It also would have allowed Evina to start in left midfield where at least some balance would have been restored, although it sounds as though he wasn't meant to be involved at all.
In midfield, Stephens frustrates not so much because of what he does (which is ok), but for what he is capable of doing.
Instead of driving the team forward, he plays the 'quarterback' role. The memory of him ghosting in to score our opening goal of the campaign are long gone sadly.
The limitations of Hollands (reliable but as mobile as a oil tanker) are thus laid bare infront of him, but unlike Stephens he is playing to his (lesser) potential.
We must all be thankful for Kermogant on a night like this whose contribution was outstanding, at least in terms of raw effort and strength.
It is hard to imagine many players in League One could be at once both battering ram and magician, but his free-kick equaliser was indeed magnifique
Frankly if we played better football through the midfield, he would make a less vital contribution, but as it is his ability to win headers is remarkable (and there are plenty of them).
I'm convinced he might actually have levitated for his late-game headed chance, although maybe the amazing power and spring he produces with every leap was deceptive again.
With the Frenchman probably seeking ibuprofen for a post-match headache, at least Powell didn't insult our intelligence by bemoaning the fact that we didn't get our 'passing game' together (what passing game Chris?).
BWP's horrendous scoring form has given his manager an extraordinary dilemma - drop him and you shatter his confidence further; continue playing him in this form and the team is carrying a passenger.
The irony may be that Kermogant is infact le problème
as far as BWP is concerned, the Frenchman winning every header but not really creating chances (other than a snap first-half effort).
As a tactic it's more akin to territorial rugby (something the Frenchman is presumably familiar with) than more cultured and subtle football.
A threaded pass will always be more accurate than a flicked-on header, and this is not his forte, whilst BWP lacks the raw pace to make the most of the latter.
With no goal from open play for the pair since 2011, you sense someone has to go and maybe it's Kermogant for Hayes, assuming BWP is indeed sacrosanct.
Interestingly BWP scored 7 goals in 10 games when partnering Hayes, but only 7 goals in 16 games when partnering Kermogant (of which none have come in the past 9).
Powell to his credit has not previously been shy to make tough selection decisions for the good of the team, and now is time to make another.
Our defence is so good that scoring just one goal (as we have in six of the last seven matches) is enough to keep the points total ticking over, but he must know as well as the fans do that cracks are being papered over.

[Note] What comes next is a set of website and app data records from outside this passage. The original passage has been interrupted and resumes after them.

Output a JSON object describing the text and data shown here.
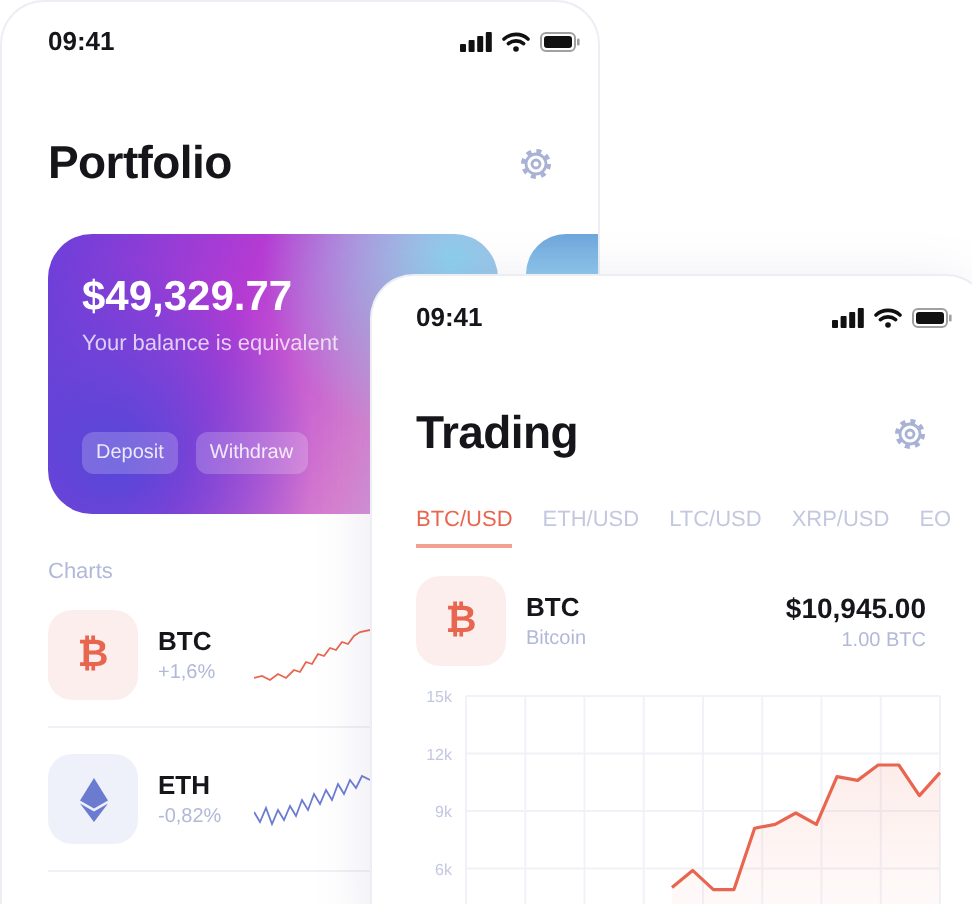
{
  "portfolio": {
    "status_time": "09:41",
    "title": "Portfolio",
    "balance": "$49,329.77",
    "balance_caption": "Your balance is equivalent",
    "actions": [
      "Deposit",
      "Withdraw"
    ],
    "section": "Charts",
    "coins": [
      {
        "kind": "glyph",
        "glyph": "₿",
        "name": "BTC",
        "change": "+1,6%",
        "color": "#e8664f"
      },
      {
        "kind": "diamond",
        "name": "ETH",
        "change": "-0,82%",
        "color": "#6b7bd0"
      }
    ]
  },
  "trading": {
    "status_time": "09:41",
    "title": "Trading",
    "tabs": [
      {
        "label": "BTC/USD",
        "selected": true
      },
      {
        "label": "ETH/USD",
        "selected": false
      },
      {
        "label": "LTC/USD",
        "selected": false
      },
      {
        "label": "XRP/USD",
        "selected": false
      },
      {
        "label": "EO",
        "selected": false
      }
    ],
    "asset": {
      "kind": "glyph",
      "glyph": "₿",
      "name": "BTC",
      "full_name": "Bitcoin",
      "price": "$10,945.00",
      "amount": "1.00 BTC",
      "color": "#e8664f"
    },
    "chart_data": {
      "type": "area",
      "categories": [
        null,
        null,
        null,
        null,
        null,
        null,
        null,
        null,
        null,
        null,
        null,
        null,
        null,
        null,
        null,
        null,
        null,
        null,
        null,
        null,
        null,
        null,
        null,
        null
      ],
      "series": [
        {
          "color": "#e8664f",
          "values": [
            null,
            null,
            null,
            null,
            null,
            null,
            null,
            null,
            null,
            null,
            5000,
            5900,
            4900,
            4900,
            8100,
            8300,
            8900,
            8300,
            10800,
            10600,
            11400,
            11400,
            9800,
            11000
          ]
        }
      ],
      "ylim": [
        3000,
        15000
      ],
      "grid": true,
      "yticks": [
        {
          "value": 15000,
          "label": "15k"
        },
        {
          "value": 12000,
          "label": "12k"
        },
        {
          "value": 9000,
          "label": "9k"
        },
        {
          "value": 6000,
          "label": "6k"
        }
      ]
    }
  }
}
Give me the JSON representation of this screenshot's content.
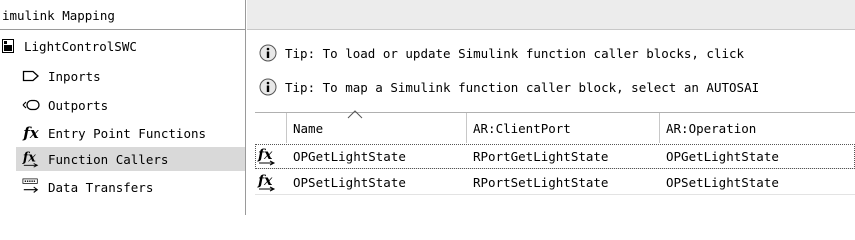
{
  "tree": {
    "header": "imulink Mapping",
    "root": {
      "label": "LightControlSWC",
      "icon": "component-icon"
    },
    "items": [
      {
        "label": "Inports",
        "icon": "inport-icon"
      },
      {
        "label": "Outports",
        "icon": "outport-icon"
      },
      {
        "label": "Entry Point Functions",
        "icon": "fx-icon"
      },
      {
        "label": "Function Callers",
        "icon": "fx-caller-icon",
        "selected": true
      },
      {
        "label": "Data Transfers",
        "icon": "data-transfer-icon"
      }
    ]
  },
  "tips": [
    {
      "text": "Tip: To load or update Simulink function caller blocks, click ",
      "icon": "info-icon"
    },
    {
      "text": "Tip: To map a Simulink function caller block, select an AUTOSAI",
      "icon": "info-icon"
    }
  ],
  "table": {
    "columns": [
      "Name",
      "AR:ClientPort",
      "AR:Operation"
    ],
    "sort_column": "Name",
    "rows": [
      {
        "icon": "fx-caller-icon",
        "name": "OPGetLightState",
        "client_port": "RPortGetLightState",
        "operation": "OPGetLightState"
      },
      {
        "icon": "fx-caller-icon",
        "name": "OPSetLightState",
        "client_port": "RPortSetLightState",
        "operation": "OPSetLightState"
      }
    ]
  }
}
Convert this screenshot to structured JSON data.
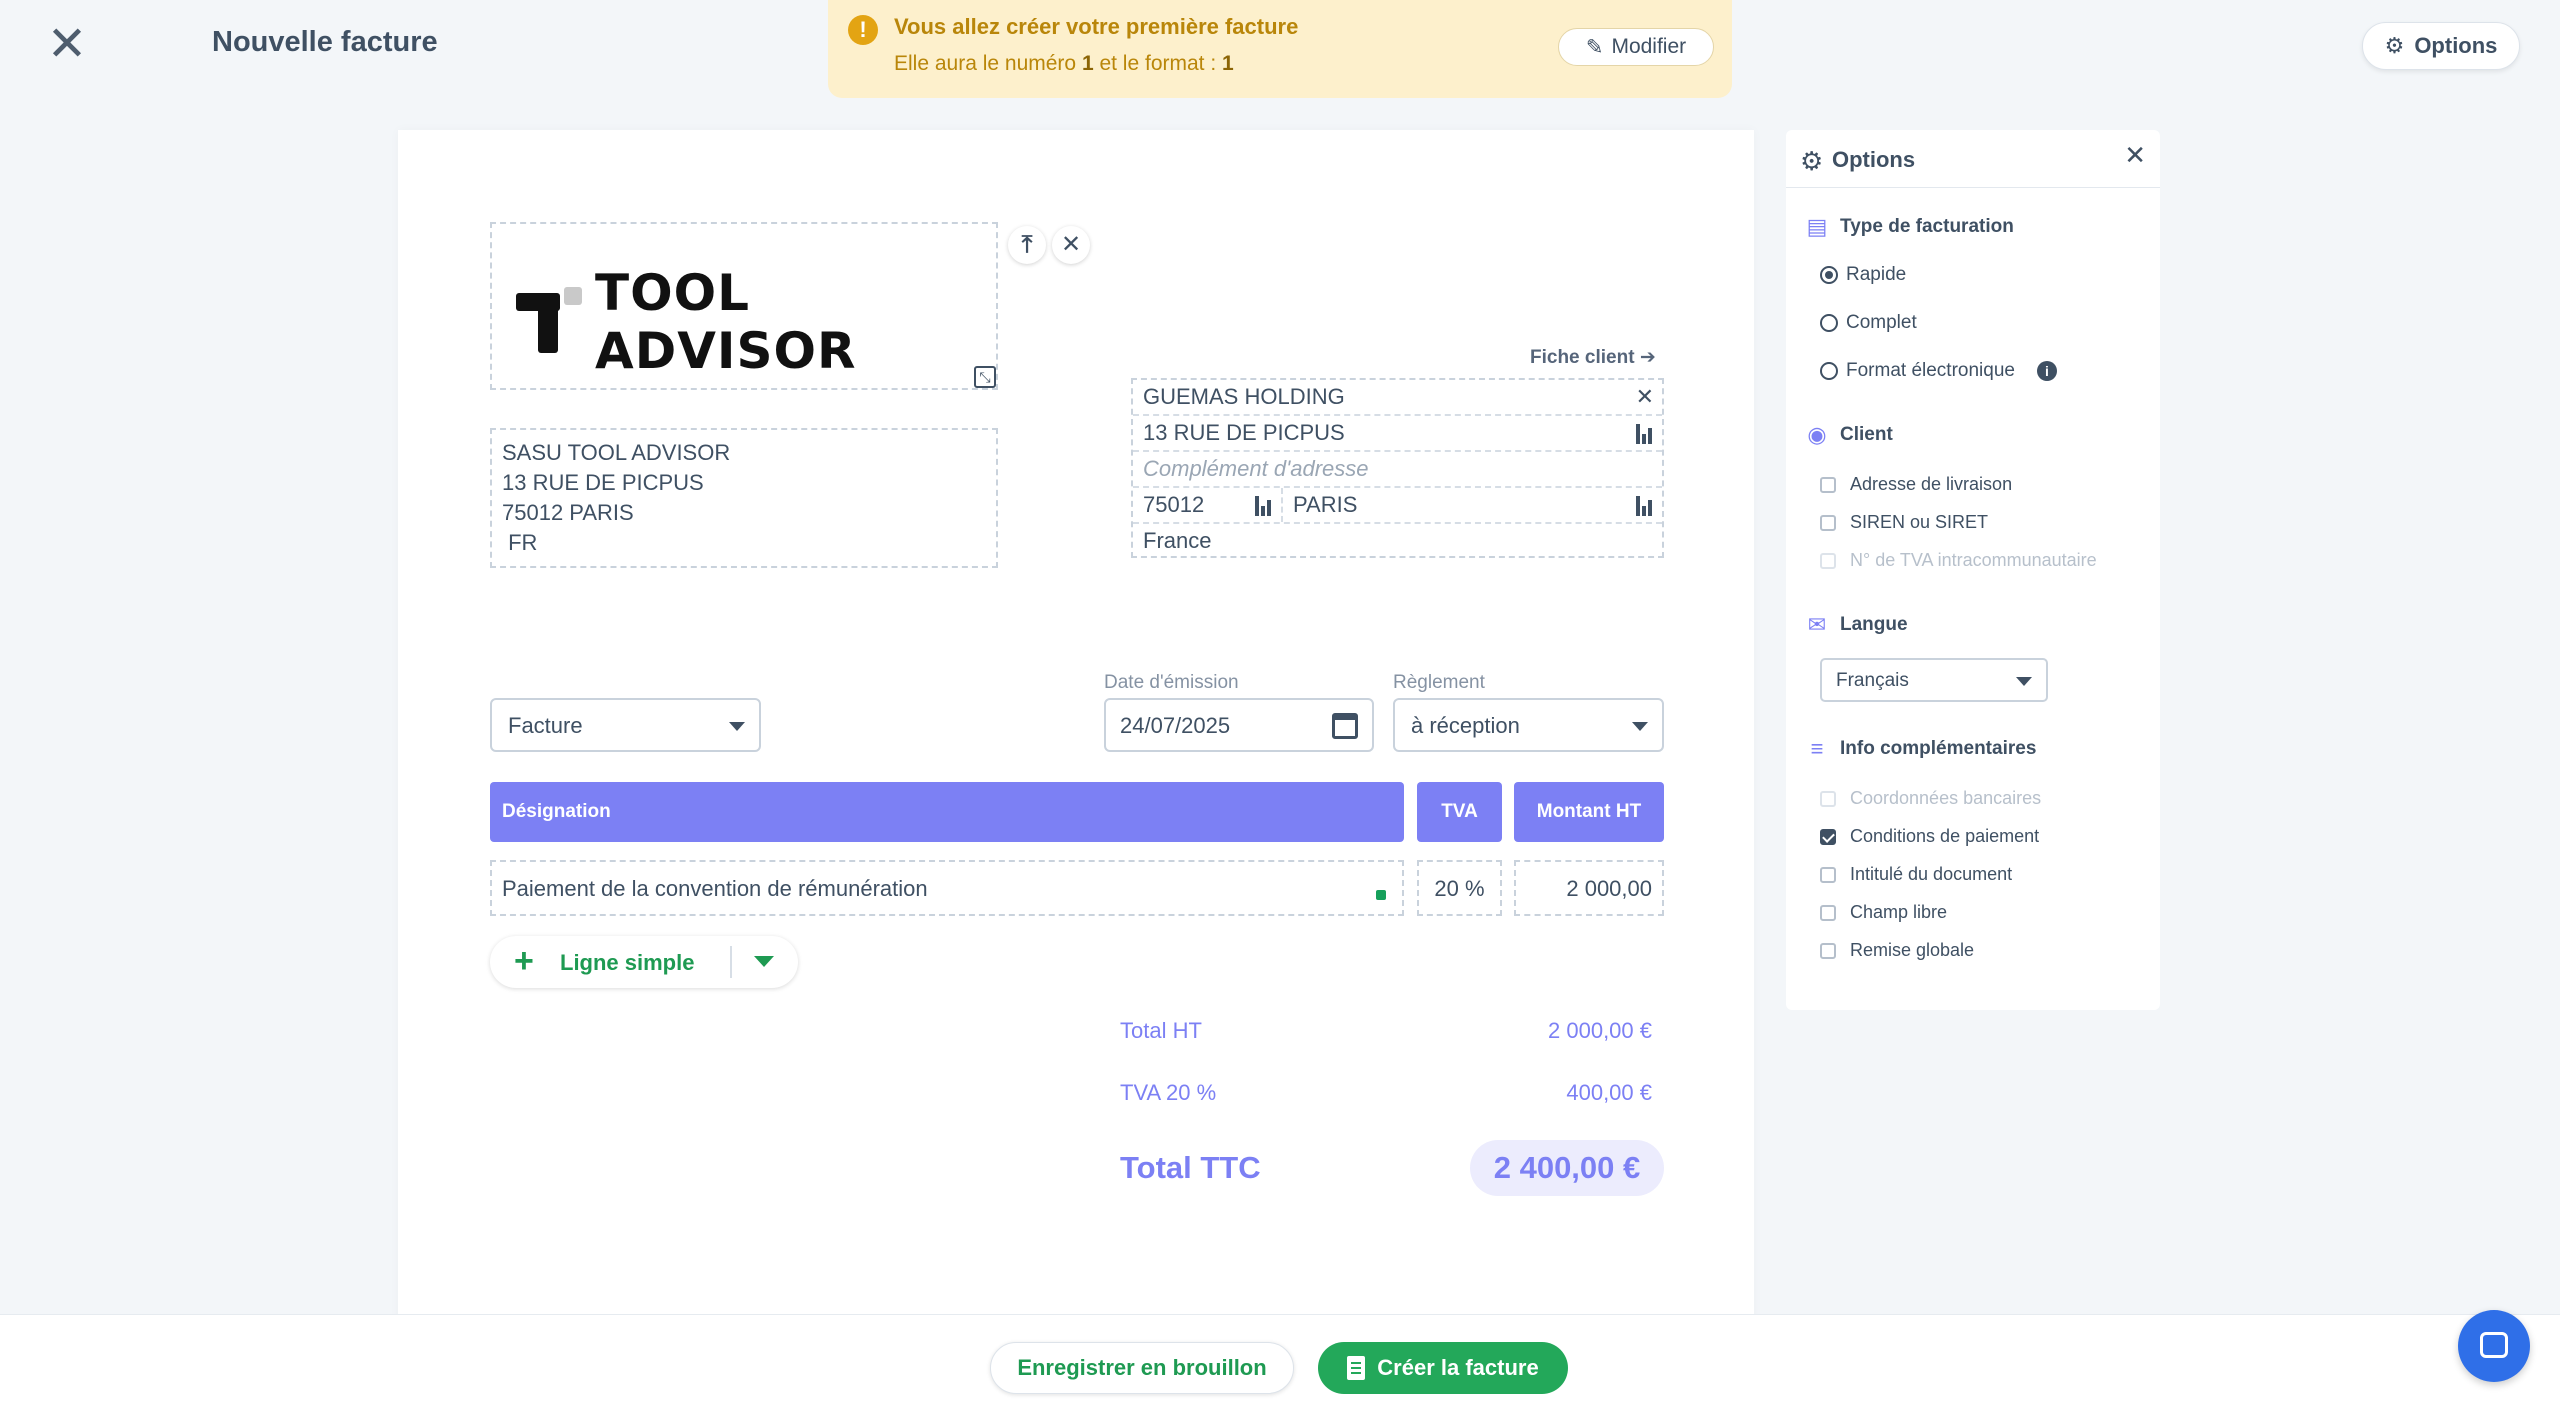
{
  "header": {
    "title": "Nouvelle facture",
    "options_label": "Options"
  },
  "notice": {
    "title": "Vous allez créer votre première facture",
    "sub_prefix": "Elle aura le numéro ",
    "number": "1",
    "sub_mid": " et le format : ",
    "format": "1",
    "modify_label": "Modifier"
  },
  "logo": {
    "text": "TOOL ADVISOR"
  },
  "company": {
    "line1": "SASU TOOL ADVISOR",
    "line2": "13 RUE DE PICPUS",
    "line3": "75012 PARIS",
    "line4": " FR"
  },
  "client": {
    "link_label": "Fiche client",
    "name": "GUEMAS HOLDING",
    "address": "13 RUE DE PICPUS",
    "complement_placeholder": "Complément d'adresse",
    "zip": "75012",
    "city": "PARIS",
    "country": "France"
  },
  "document": {
    "type_value": "Facture",
    "date_label": "Date d'émission",
    "date_value": "24/07/2025",
    "payment_label": "Règlement",
    "payment_value": "à réception"
  },
  "table": {
    "headers": {
      "designation": "Désignation",
      "tva": "TVA",
      "montant": "Montant HT"
    },
    "rows": [
      {
        "designation": "Paiement de la convention de rémunération",
        "tva": "20 %",
        "montant": "2 000,00"
      }
    ],
    "add_line_label": "Ligne simple"
  },
  "totals": {
    "ht_label": "Total HT",
    "ht_value": "2 000,00 €",
    "tva_label": "TVA 20 %",
    "tva_value": "400,00 €",
    "ttc_label": "Total TTC",
    "ttc_value": "2 400,00 €"
  },
  "options_panel": {
    "title": "Options",
    "billing_type": {
      "title": "Type de facturation",
      "options": [
        "Rapide",
        "Complet",
        "Format électronique"
      ],
      "selected": "Rapide"
    },
    "client": {
      "title": "Client",
      "items": [
        {
          "label": "Adresse de livraison",
          "checked": false,
          "disabled": false
        },
        {
          "label": "SIREN ou SIRET",
          "checked": false,
          "disabled": false
        },
        {
          "label": "N° de TVA intracommunautaire",
          "checked": false,
          "disabled": true
        }
      ]
    },
    "language": {
      "title": "Langue",
      "value": "Français"
    },
    "extra_info": {
      "title": "Info complémentaires",
      "items": [
        {
          "label": "Coordonnées bancaires",
          "checked": false,
          "disabled": true
        },
        {
          "label": "Conditions de paiement",
          "checked": true,
          "disabled": false
        },
        {
          "label": "Intitulé du document",
          "checked": false,
          "disabled": false
        },
        {
          "label": "Champ libre",
          "checked": false,
          "disabled": false
        },
        {
          "label": "Remise globale",
          "checked": false,
          "disabled": false
        }
      ]
    }
  },
  "footer": {
    "draft_label": "Enregistrer en brouillon",
    "create_label": "Créer la facture"
  },
  "colors": {
    "accent": "#7c80f4",
    "primary_green": "#23a85a",
    "notice_bg": "#fdf0cc",
    "notice_text": "#b9860a",
    "chat_blue": "#2f6fe8"
  },
  "icons": {
    "close": "close-icon",
    "warning": "warning-icon",
    "pencil": "pencil-icon",
    "gear": "gear-icon",
    "upload": "upload-icon",
    "expand": "expand-icon",
    "calendar": "calendar-icon",
    "chat": "chat-icon"
  }
}
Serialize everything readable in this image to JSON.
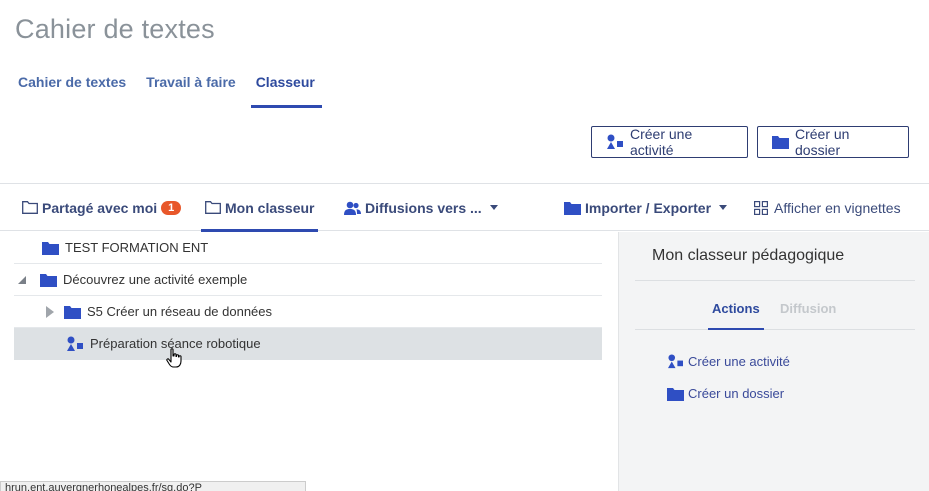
{
  "page": {
    "title": "Cahier de textes"
  },
  "top_tabs": [
    {
      "label": "Cahier de textes",
      "active": false
    },
    {
      "label": "Travail à faire",
      "active": false
    },
    {
      "label": "Classeur",
      "active": true
    }
  ],
  "toolbar": {
    "create_activity_label": "Créer une activité",
    "create_folder_label": "Créer un dossier"
  },
  "sub_tabs": {
    "shared": {
      "label": "Partagé avec moi",
      "badge": "1"
    },
    "mine": {
      "label": "Mon classeur"
    },
    "diffusions": {
      "label": "Diffusions vers ..."
    },
    "import_export": {
      "label": "Importer / Exporter"
    },
    "thumbnails": {
      "label": "Afficher en vignettes"
    }
  },
  "tree": [
    {
      "label": "TEST FORMATION ENT",
      "type": "folder",
      "level": 0
    },
    {
      "label": "Découvrez une activité exemple",
      "type": "folder",
      "level": 0,
      "expanded": true
    },
    {
      "label": "S5 Créer un réseau de données",
      "type": "folder",
      "level": 1,
      "expanded": false
    },
    {
      "label": "Préparation séance robotique",
      "type": "activity",
      "level": 1,
      "selected": true
    }
  ],
  "side_panel": {
    "title": "Mon classeur pédagogique",
    "tabs": [
      {
        "label": "Actions",
        "active": true
      },
      {
        "label": "Diffusion",
        "active": false
      }
    ],
    "actions": [
      {
        "label": "Créer une activité",
        "icon": "activity-icon"
      },
      {
        "label": "Créer un dossier",
        "icon": "folder-icon"
      }
    ]
  },
  "status_bar": {
    "url": "hrun.ent.auvergnerhonealpes.fr/sg.do?P"
  },
  "colors": {
    "accent": "#2e4ab0",
    "folder": "#2f4fc4",
    "badge": "#e8572a",
    "selected_row": "#dde1e4",
    "side_bg": "#f3f4f5"
  }
}
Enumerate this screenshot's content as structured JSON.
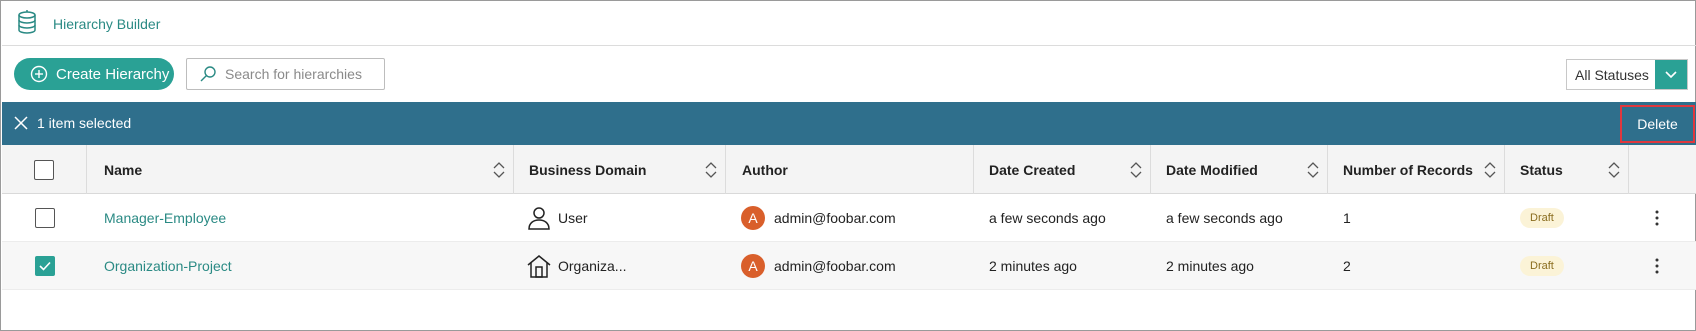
{
  "app": {
    "title": "Hierarchy Builder",
    "logo_icon": "database-icon"
  },
  "toolbar": {
    "create_label": "Create Hierarchy",
    "search_placeholder": "Search for hierarchies",
    "search_value": "",
    "status_filter": "All Statuses"
  },
  "selection": {
    "text": "1 item selected",
    "delete_label": "Delete"
  },
  "table": {
    "columns": [
      "Name",
      "Business Domain",
      "Author",
      "Date Created",
      "Date Modified",
      "Number of Records",
      "Status"
    ],
    "rows": [
      {
        "selected": false,
        "name": "Manager-Employee",
        "domain": "User",
        "domain_icon": "user-icon",
        "author_initial": "A",
        "author": "admin@foobar.com",
        "created": "a few seconds ago",
        "modified": "a few seconds ago",
        "records": "1",
        "status": "Draft"
      },
      {
        "selected": true,
        "name": "Organization-Project",
        "domain": "Organiza...",
        "domain_icon": "building-icon",
        "author_initial": "A",
        "author": "admin@foobar.com",
        "created": "2 minutes ago",
        "modified": "2 minutes ago",
        "records": "2",
        "status": "Draft"
      }
    ]
  },
  "colors": {
    "accent": "#2aa195",
    "selection_bar": "#2f6f8c",
    "avatar": "#d95f2b",
    "highlight": "#e0383e"
  }
}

Fortunately we are so far clear of third place that there is little risk of the edifice collapsing.
On Saturday I am bringing my 5-year old son to his first game at The Valley, one which has been given a little more spice by virtue of last night's result.
Stevenage are the fittest team in League One, their all-action pressing game incorrectly being mistaken for a 'long ball' one.
They may have one eye on their Cup replay at Spurs, but a win on Saturday could leave them 15 points behind us with two games in hand, depending on tonight's result at Notts County.
Surely this is still a near insurmountable gap, but if Charlton bums do start to get squeaky, we could do without another team ready to gang up on us.